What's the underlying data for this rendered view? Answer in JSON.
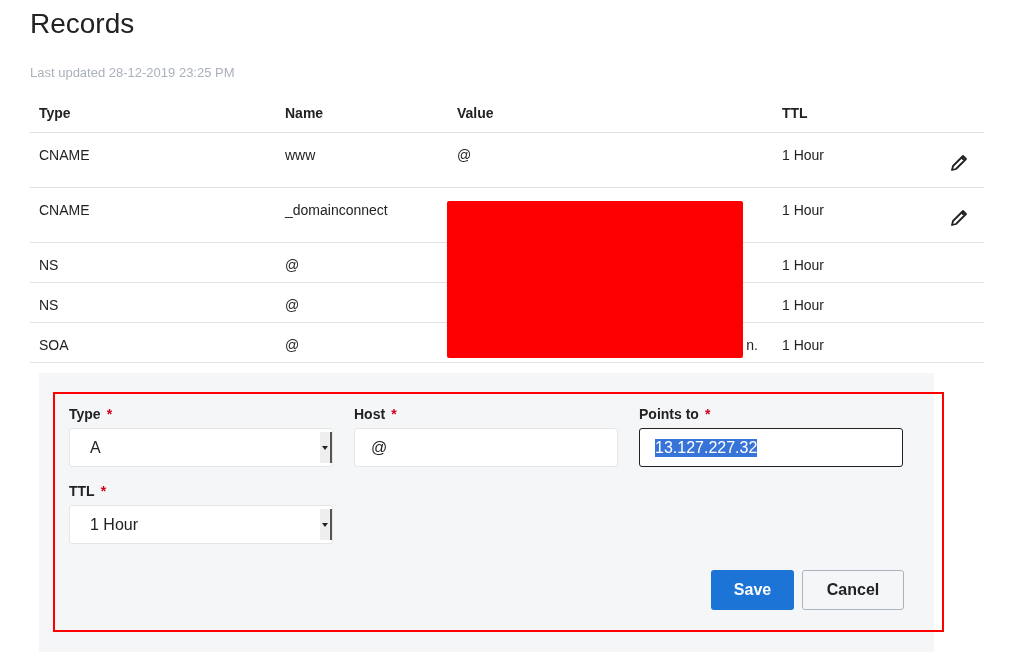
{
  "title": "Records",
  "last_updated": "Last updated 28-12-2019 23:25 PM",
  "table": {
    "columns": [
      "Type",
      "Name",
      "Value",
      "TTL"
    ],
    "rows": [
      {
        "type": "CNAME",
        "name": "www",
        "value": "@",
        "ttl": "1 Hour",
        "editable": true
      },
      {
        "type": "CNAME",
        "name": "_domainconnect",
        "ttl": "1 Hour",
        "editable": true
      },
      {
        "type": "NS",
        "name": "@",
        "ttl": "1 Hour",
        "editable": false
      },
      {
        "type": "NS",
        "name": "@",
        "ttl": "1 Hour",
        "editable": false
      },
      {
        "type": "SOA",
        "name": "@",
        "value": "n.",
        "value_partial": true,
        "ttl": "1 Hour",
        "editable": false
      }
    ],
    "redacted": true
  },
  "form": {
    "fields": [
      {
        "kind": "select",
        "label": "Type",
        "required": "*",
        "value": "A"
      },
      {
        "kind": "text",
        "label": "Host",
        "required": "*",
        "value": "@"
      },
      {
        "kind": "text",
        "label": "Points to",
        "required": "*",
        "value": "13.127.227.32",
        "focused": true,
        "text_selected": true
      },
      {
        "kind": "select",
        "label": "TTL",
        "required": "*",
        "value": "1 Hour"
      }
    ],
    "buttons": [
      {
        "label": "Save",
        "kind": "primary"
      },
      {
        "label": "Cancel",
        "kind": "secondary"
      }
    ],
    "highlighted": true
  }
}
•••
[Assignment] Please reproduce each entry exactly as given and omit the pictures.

[Answer]
What's the underlying data for this rendered view? Answer in JSON.
{
  "title": "Records",
  "last_updated": "Last updated 28-12-2019 23:25 PM",
  "table": {
    "columns": [
      "Type",
      "Name",
      "Value",
      "TTL"
    ],
    "rows": [
      {
        "type": "CNAME",
        "name": "www",
        "value": "@",
        "ttl": "1 Hour",
        "editable": true
      },
      {
        "type": "CNAME",
        "name": "_domainconnect",
        "ttl": "1 Hour",
        "editable": true
      },
      {
        "type": "NS",
        "name": "@",
        "ttl": "1 Hour",
        "editable": false
      },
      {
        "type": "NS",
        "name": "@",
        "ttl": "1 Hour",
        "editable": false
      },
      {
        "type": "SOA",
        "name": "@",
        "value": "n.",
        "value_partial": true,
        "ttl": "1 Hour",
        "editable": false
      }
    ],
    "redacted": true
  },
  "form": {
    "fields": [
      {
        "kind": "select",
        "label": "Type",
        "required": "*",
        "value": "A"
      },
      {
        "kind": "text",
        "label": "Host",
        "required": "*",
        "value": "@"
      },
      {
        "kind": "text",
        "label": "Points to",
        "required": "*",
        "value": "13.127.227.32",
        "focused": true,
        "text_selected": true
      },
      {
        "kind": "select",
        "label": "TTL",
        "required": "*",
        "value": "1 Hour"
      }
    ],
    "buttons": [
      {
        "label": "Save",
        "kind": "primary"
      },
      {
        "label": "Cancel",
        "kind": "secondary"
      }
    ],
    "highlighted": true
  }
}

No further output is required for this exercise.